Utah lawmakers reject a bill that would require teaching consent in sex education classes

HB177, introduced earlier this year, would have updated Utah’s health education curriculum by requiring schools to teach consent, sexual violence behavior prevention and sexual assault resource strategies.

The proposal was defeated in Utah’s House Education Committee by a vote of 7-4.

Currently, Utah’s sex-ed curriculum requires educators to “stress the importance of abstinence from all sexual activity before marriage and fidelity after marriage” and “stress personal skills that encourage individual choice of abstinence and fidelity.”

Instruction regarding the “intricacies of intercourse” or the “advocacy or encouragement of the use of contraceptive methods” is prohibited.

Supporters of the bill argue that the addition of sex education classes that would teach consent would have been vital to the curriculum.

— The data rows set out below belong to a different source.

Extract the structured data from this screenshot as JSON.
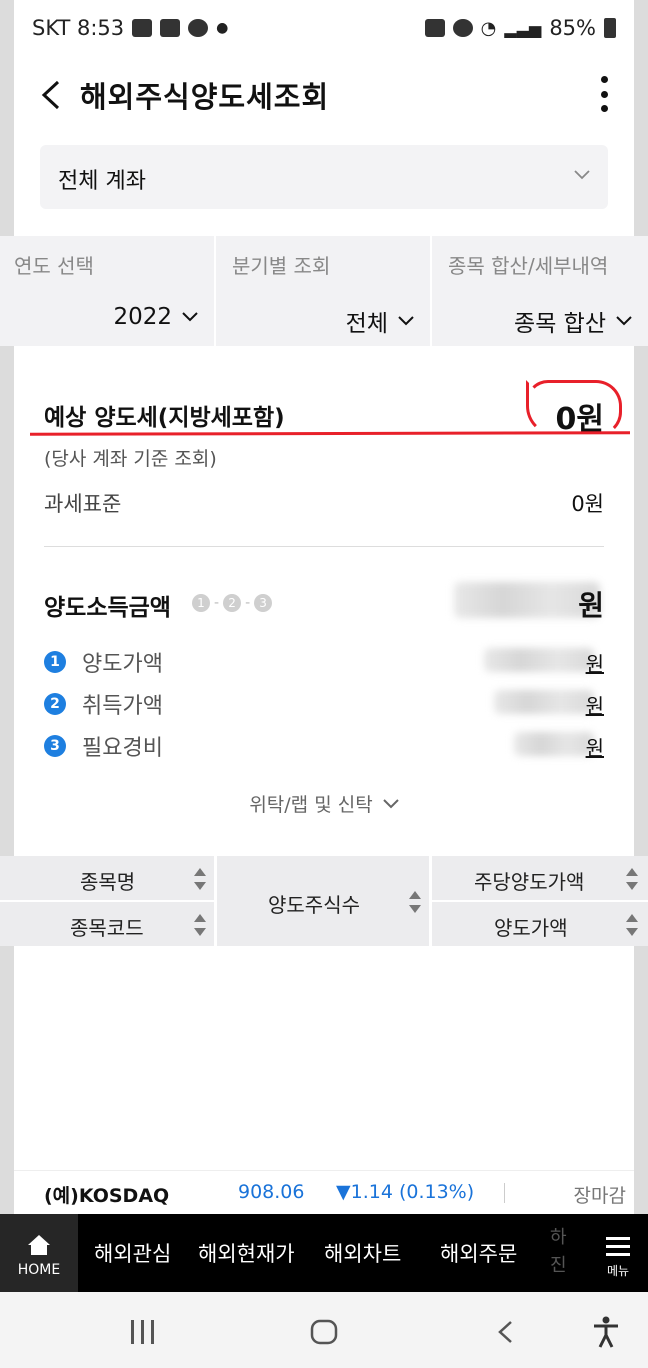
{
  "status_bar": {
    "carrier_time": "SKT 8:53",
    "battery": "85%",
    "icons": [
      "image-icon",
      "v-icon",
      "talk-icon",
      "dot-icon",
      "recycle-icon",
      "alarm-icon",
      "wifi-icon",
      "signal-icon",
      "battery-icon"
    ]
  },
  "header": {
    "title": "해외주식양도세조회"
  },
  "account": {
    "label": "전체 계좌"
  },
  "filters": [
    {
      "label": "연도 선택",
      "value": "2022"
    },
    {
      "label": "분기별 조회",
      "value": "전체"
    },
    {
      "label": "종목 합산/세부내역",
      "value": "종목 합산"
    }
  ],
  "tax": {
    "estimated_label": "예상 양도세(지방세포함)",
    "estimated_value": "0원",
    "note": "(당사 계좌 기준 조회)",
    "taxbase_label": "과세표준",
    "taxbase_value": "0원"
  },
  "income": {
    "title": "양도소득금액",
    "steps": [
      "1",
      "2",
      "3"
    ],
    "total_suffix": "원",
    "items": [
      {
        "num": "1",
        "label": "양도가액",
        "suffix": "원"
      },
      {
        "num": "2",
        "label": "취득가액",
        "suffix": "원"
      },
      {
        "num": "3",
        "label": "필요경비",
        "suffix": "원"
      }
    ],
    "trust_label": "위탁/랩 및 신탁"
  },
  "table_header": {
    "col1_top": "종목명",
    "col1_bottom": "종목코드",
    "col2": "양도주식수",
    "col3_top": "주당양도가액",
    "col3_bottom": "양도가액"
  },
  "ticker": {
    "name": "(예)KOSDAQ",
    "value": "908.06",
    "change": "▼1.14 (0.13%)",
    "status": "장마감"
  },
  "bottom_nav": {
    "home": "HOME",
    "items": [
      "해외관심",
      "해외현재가",
      "해외차트",
      "해외주문"
    ],
    "partial": "하\n진",
    "menu": "메뉴"
  },
  "colors": {
    "accent_blue": "#1e7fe0",
    "annotation_red": "#e8202a",
    "nav_bg": "#000000"
  }
}
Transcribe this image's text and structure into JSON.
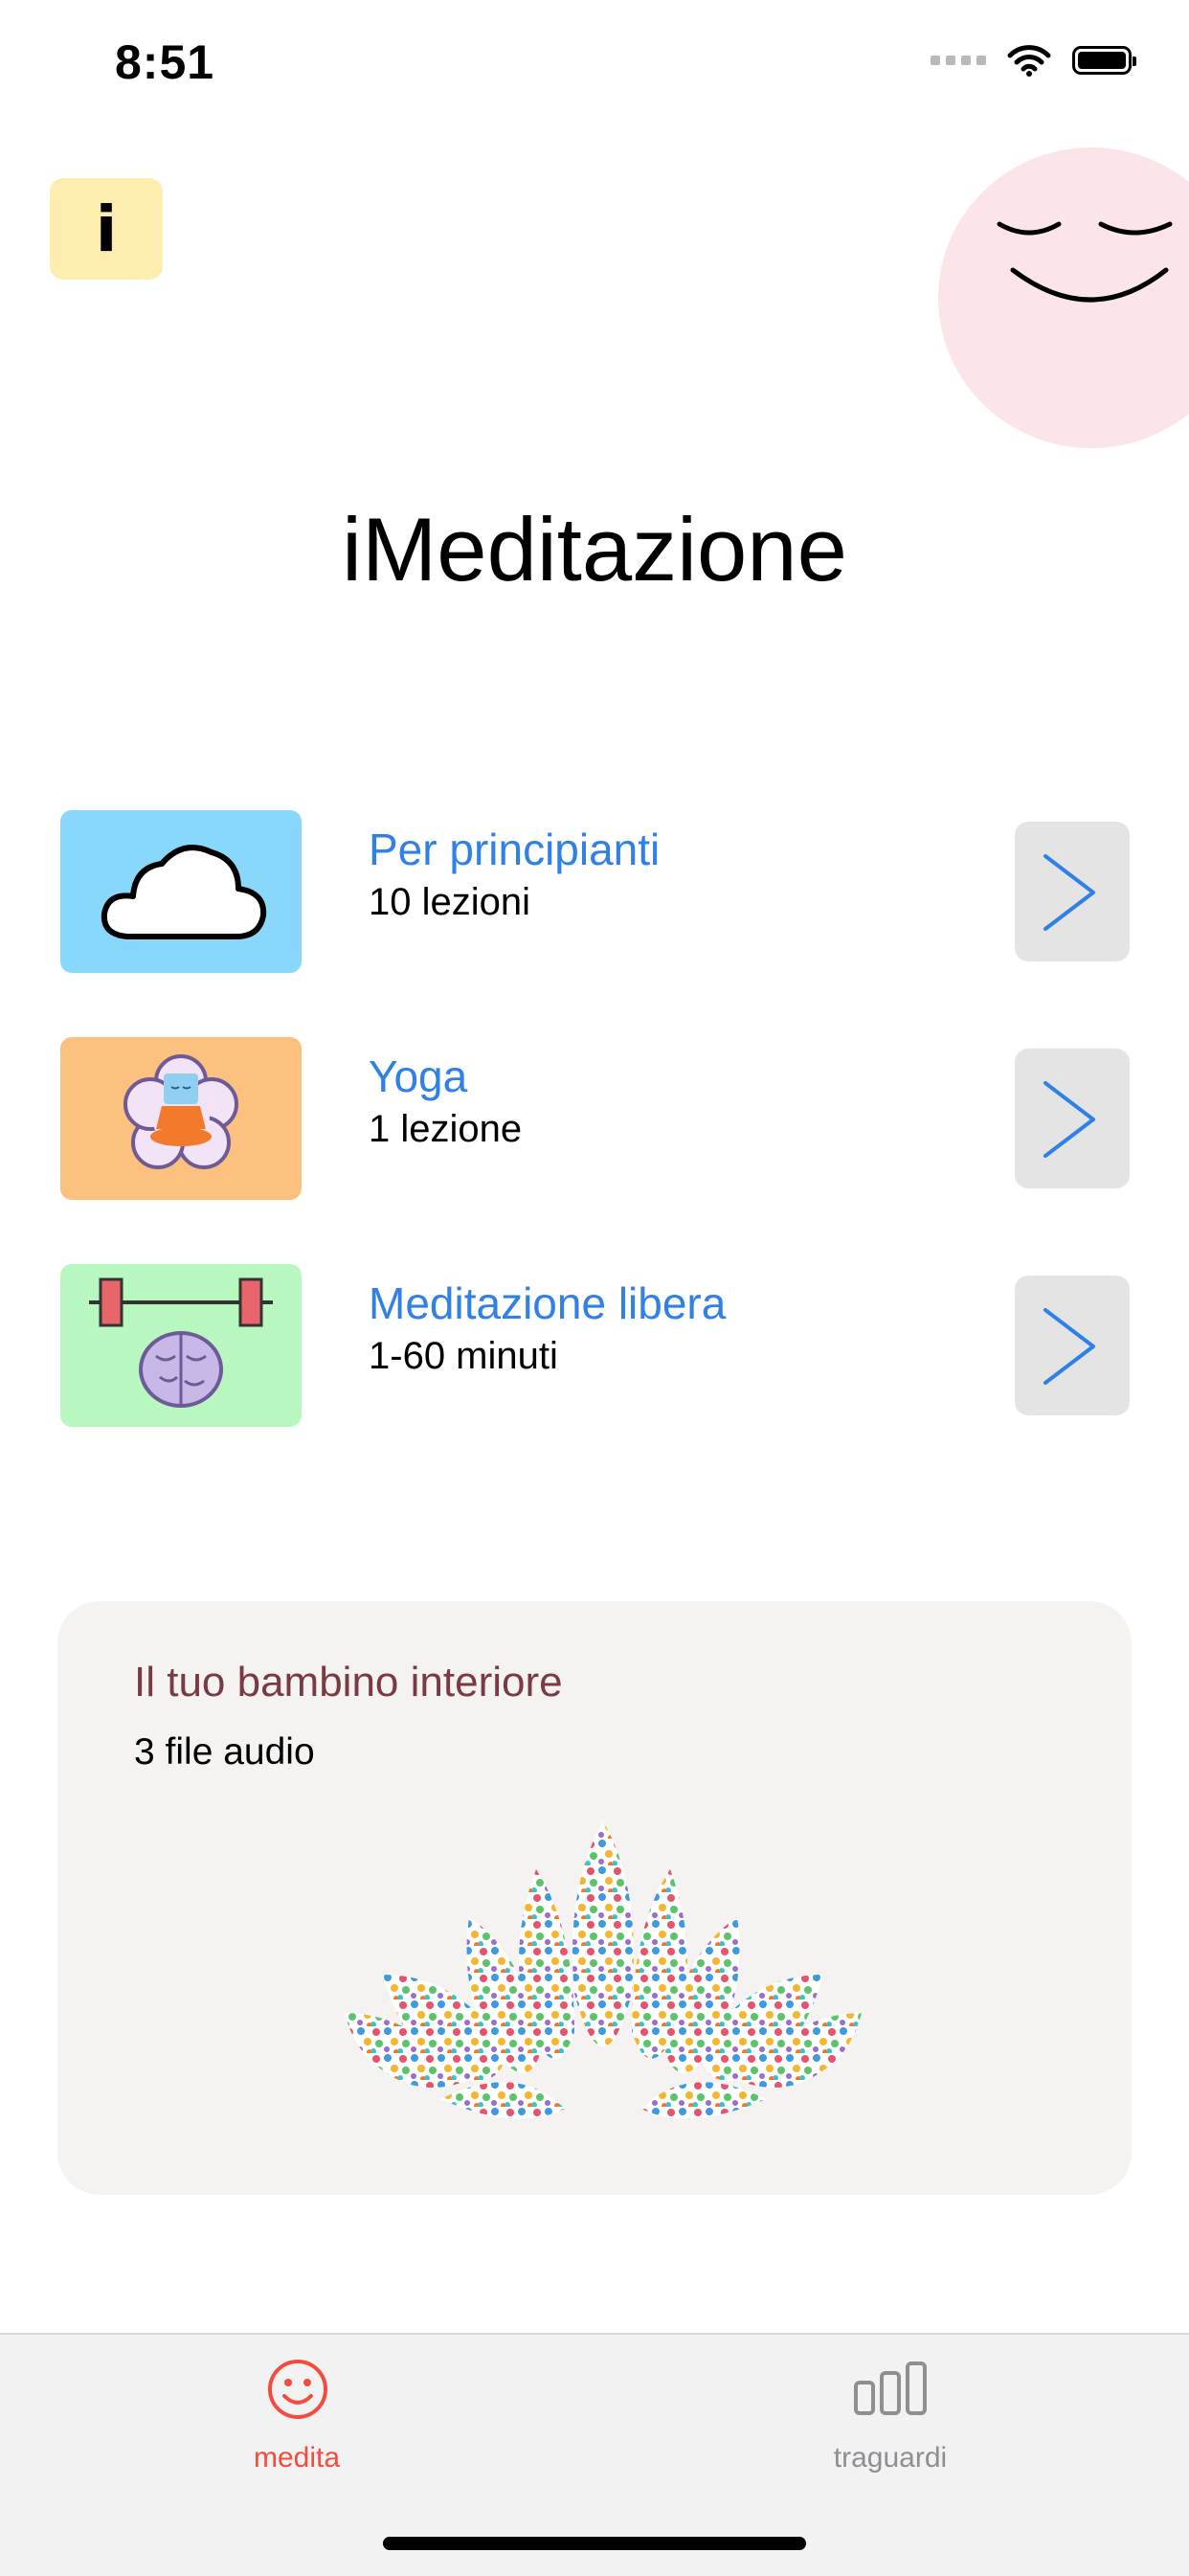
{
  "status": {
    "time": "8:51"
  },
  "app": {
    "title": "iMeditazione",
    "info_label": "i"
  },
  "courses": [
    {
      "title": "Per principianti",
      "subtitle": "10 lezioni",
      "color": "#89d8fb"
    },
    {
      "title": "Yoga",
      "subtitle": "1 lezione",
      "color": "#fcc17f"
    },
    {
      "title": "Meditazione libera",
      "subtitle": "1-60 minuti",
      "color": "#b8f7c0"
    }
  ],
  "featured": {
    "title": "Il tuo bambino interiore",
    "subtitle": "3 file audio"
  },
  "tabs": [
    {
      "label": "medita",
      "icon": "smiley-icon",
      "active": true,
      "color": "#f24b3f"
    },
    {
      "label": "traguardi",
      "icon": "bar-chart-icon",
      "active": false,
      "color": "#8e8e93"
    }
  ],
  "colors": {
    "accent": "#2f80e7",
    "active_tab": "#f24b3f",
    "inactive_tab": "#8e8e93"
  }
}
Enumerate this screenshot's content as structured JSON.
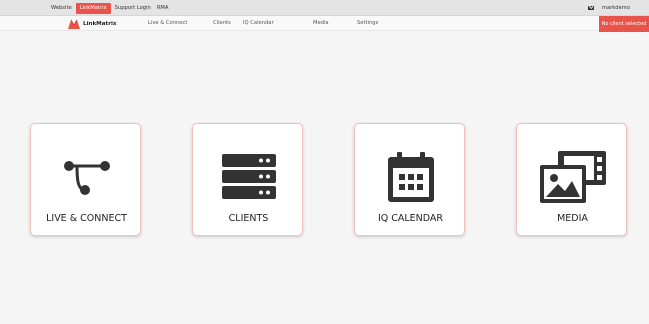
{
  "topbar": {
    "links": [
      "Website",
      "LinkMatrix",
      "Support Login",
      "RMA"
    ],
    "active_link": "LinkMatrix",
    "username": "markdemo"
  },
  "nav": {
    "brand": "LinkMatrix",
    "items": [
      "Live & Connect",
      "Clients",
      "IQ Calendar",
      "Media",
      "Settings"
    ],
    "client_badge": "No client selected"
  },
  "cards": [
    {
      "label": "LIVE & CONNECT",
      "icon": "route-icon"
    },
    {
      "label": "CLIENTS",
      "icon": "server-stack-icon"
    },
    {
      "label": "IQ CALENDAR",
      "icon": "calendar-icon"
    },
    {
      "label": "MEDIA",
      "icon": "images-icon"
    }
  ],
  "colors": {
    "accent": "#e8534a",
    "icon": "#333333"
  }
}
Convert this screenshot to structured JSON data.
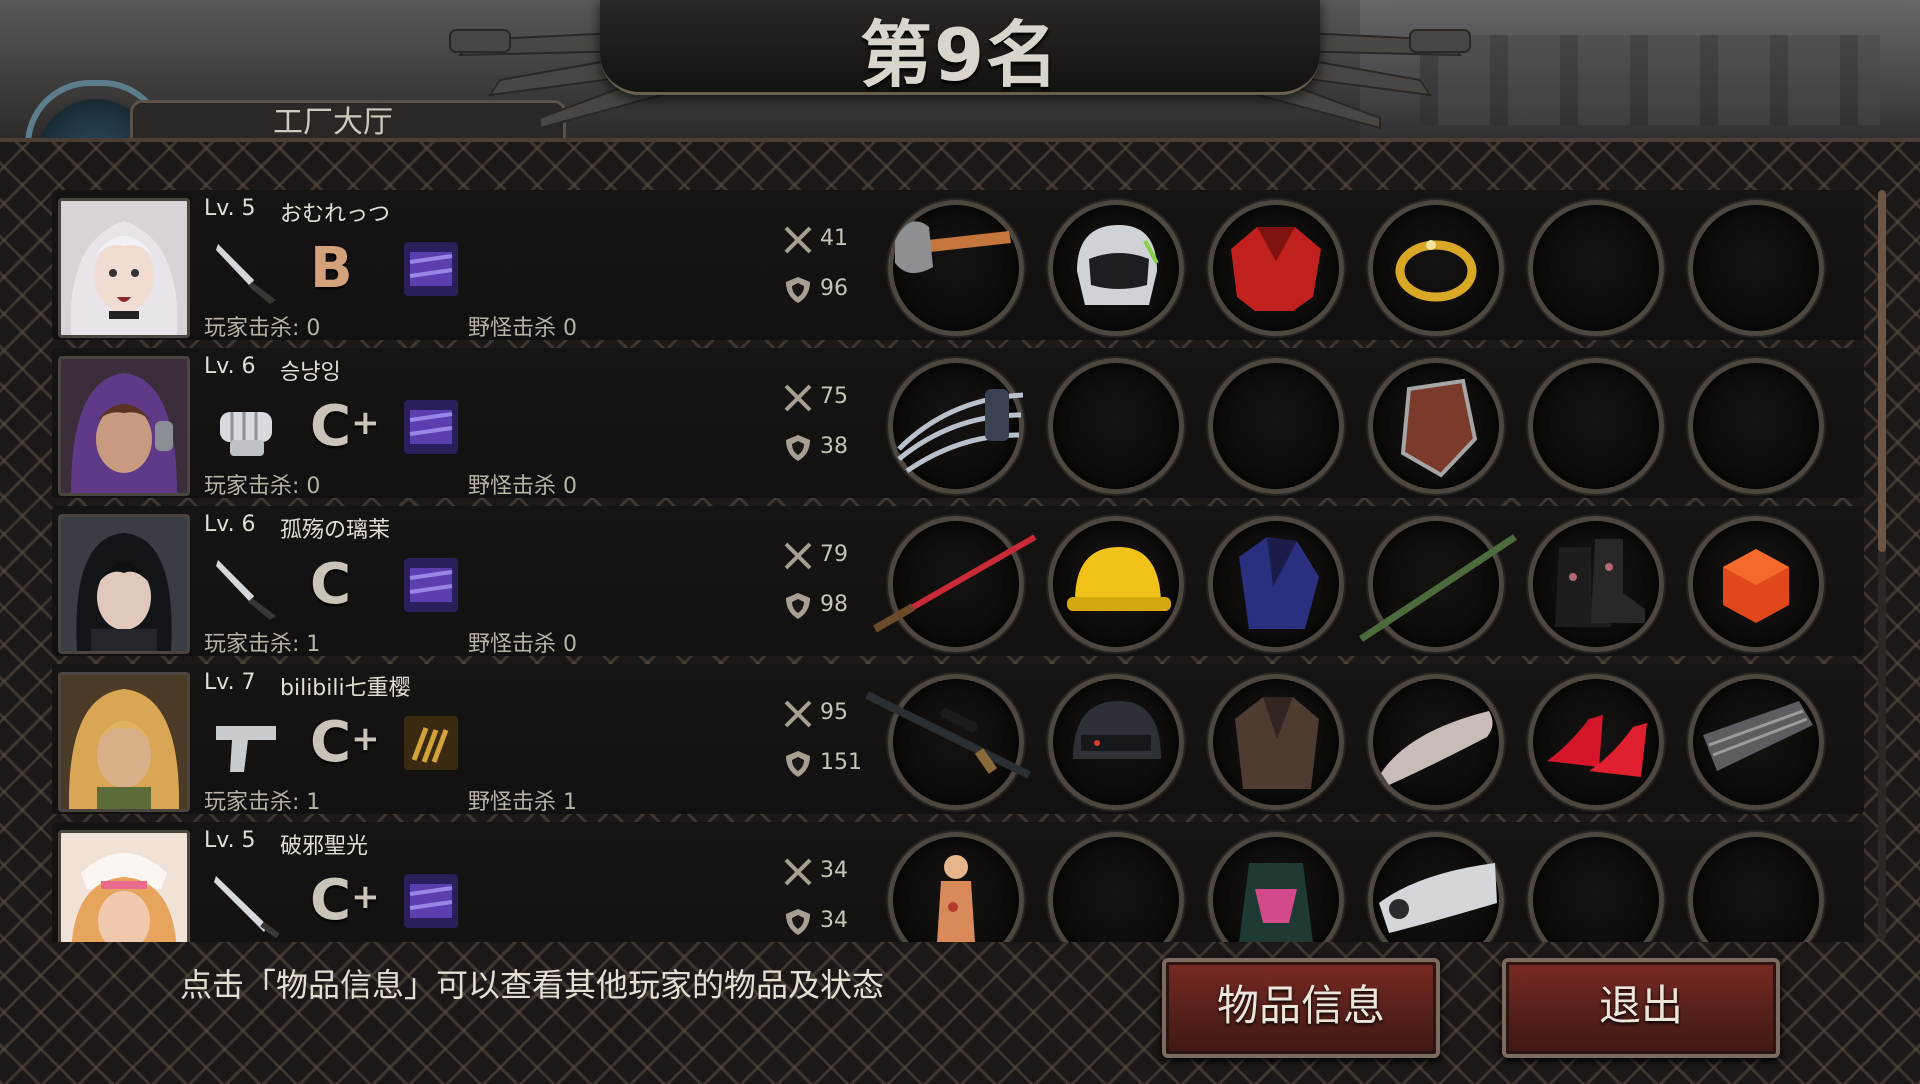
{
  "header": {
    "rank_title": "第9名",
    "location_text": "工厂大厅"
  },
  "players": [
    {
      "level": "Lv. 5",
      "name": "おむれっつ",
      "weapon": "knife-icon",
      "grade": "B",
      "grade_plus": "",
      "skill": "purple-skill-icon",
      "player_kills": "玩家击杀: 0",
      "monster_kills": "野怪击杀 0",
      "attack": "41",
      "defense": "96",
      "slots": [
        "axe-icon",
        "motorcycle-helmet-icon",
        "red-jacket-icon",
        "gold-bracelet-icon",
        "empty",
        "empty"
      ]
    },
    {
      "level": "Lv. 6",
      "name": "승냥잉",
      "weapon": "fist-icon",
      "grade": "C",
      "grade_plus": "+",
      "skill": "purple-skill-icon",
      "player_kills": "玩家击杀: 0",
      "monster_kills": "野怪击杀 0",
      "attack": "75",
      "defense": "38",
      "slots": [
        "claw-icon",
        "empty",
        "empty",
        "leather-armguard-icon",
        "empty",
        "empty"
      ]
    },
    {
      "level": "Lv. 6",
      "name": "孤殇の璃茉",
      "weapon": "knife-icon",
      "grade": "C",
      "grade_plus": "",
      "skill": "purple-skill-icon",
      "player_kills": "玩家击杀: 1",
      "monster_kills": "野怪击杀 0",
      "attack": "79",
      "defense": "98",
      "slots": [
        "red-katana-icon",
        "hard-hat-icon",
        "blue-jacket-icon",
        "bamboo-staff-icon",
        "floral-boots-icon",
        "red-dice-icon"
      ]
    },
    {
      "level": "Lv. 7",
      "name": "bilibili七重樱",
      "weapon": "pistol-icon",
      "grade": "C",
      "grade_plus": "+",
      "skill": "bullets-skill-icon",
      "player_kills": "玩家击杀: 1",
      "monster_kills": "野怪击杀 1",
      "attack": "95",
      "defense": "151",
      "slots": [
        "sniper-rifle-icon",
        "tactical-helmet-icon",
        "brown-coat-icon",
        "bullet-armguard-icon",
        "red-heels-icon",
        "steel-plate-icon"
      ]
    },
    {
      "level": "Lv. 5",
      "name": "破邪聖光",
      "weapon": "bat-icon",
      "grade": "C",
      "grade_plus": "+",
      "skill": "purple-skill-icon",
      "player_kills": "",
      "monster_kills": "",
      "attack": "34",
      "defense": "34",
      "slots": [
        "figurine-icon",
        "empty",
        "backpack-armor-icon",
        "cloth-armguard-icon",
        "empty",
        "empty"
      ]
    }
  ],
  "footer": {
    "hint": "点击「物品信息」可以查看其他玩家的物品及状态",
    "item_info_button": "物品信息",
    "exit_button": "退出"
  }
}
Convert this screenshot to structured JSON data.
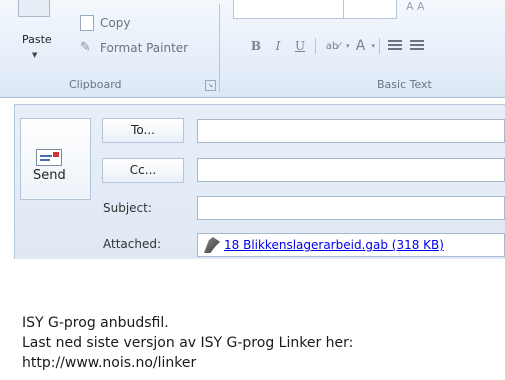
{
  "clipboard": {
    "paste_label": "Paste",
    "copy_label": "Copy",
    "format_painter_label": "Format Painter",
    "group_label": "Clipboard"
  },
  "basic_text": {
    "group_label": "Basic Text",
    "bold": "B",
    "italic": "I",
    "underline": "U",
    "highlight": "ab⁄",
    "font_color": "A"
  },
  "compose": {
    "send_label": "Send",
    "to_label": "To...",
    "cc_label": "Cc...",
    "subject_label": "Subject:",
    "attached_label": "Attached:",
    "to_value": "",
    "cc_value": "",
    "subject_value": "",
    "attachment": "18 Blikkenslagerarbeid.gab (318 KB)"
  },
  "message": {
    "lines": [
      "ISY G-prog anbudsfil.",
      "Last ned siste versjon av ISY G-prog Linker her:",
      "http://www.nois.no/linker"
    ]
  }
}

“Developing an understanding of consent and bodily autonomy can and will help your child be aware of their own body and make their own choices regarding it, as well as others,” Ashley Freddie, president of We Will Utah, a state chapter of the non-profit We Will organization, told CNN affiliate KUTV in January.
The group aims focuses on sexual education and empowering survivors in an effort to help prevent sexual assault. They are among those fighting to not define sex education it as “abstinence-only” or “comprehensive,” KUTV reported.
Utah Rep. Carol Moss told KUTV in January that she sponsored the bill after hearing from two Brigham Young University graduate students, who “reached out as a result of their personal experiences and research that revealed that a high percentage of women in Utah are victims of sexual assault and/or unwanted sexual advances.”

“By giving young people the knowledge and skills to protect themselves from sexual violence, it will not only ensure that every child in Utah can be protected,” Moss told KUTV, “but consent education can also help them have healthy relationships.”

In Utah, rape is the only violent crime that is higher than the national average, according to the Utah Department of Health.

“In a state where other violent crimes, such as homicide, robbery, or aggravated assault, is historically half to three times lower than the national average, this is of concern,” the DOH writes on its website.

One in six women, as well as one in 25 men, in the state experience rape or attempted rape in their lifetime, according to the DOH.

Source Article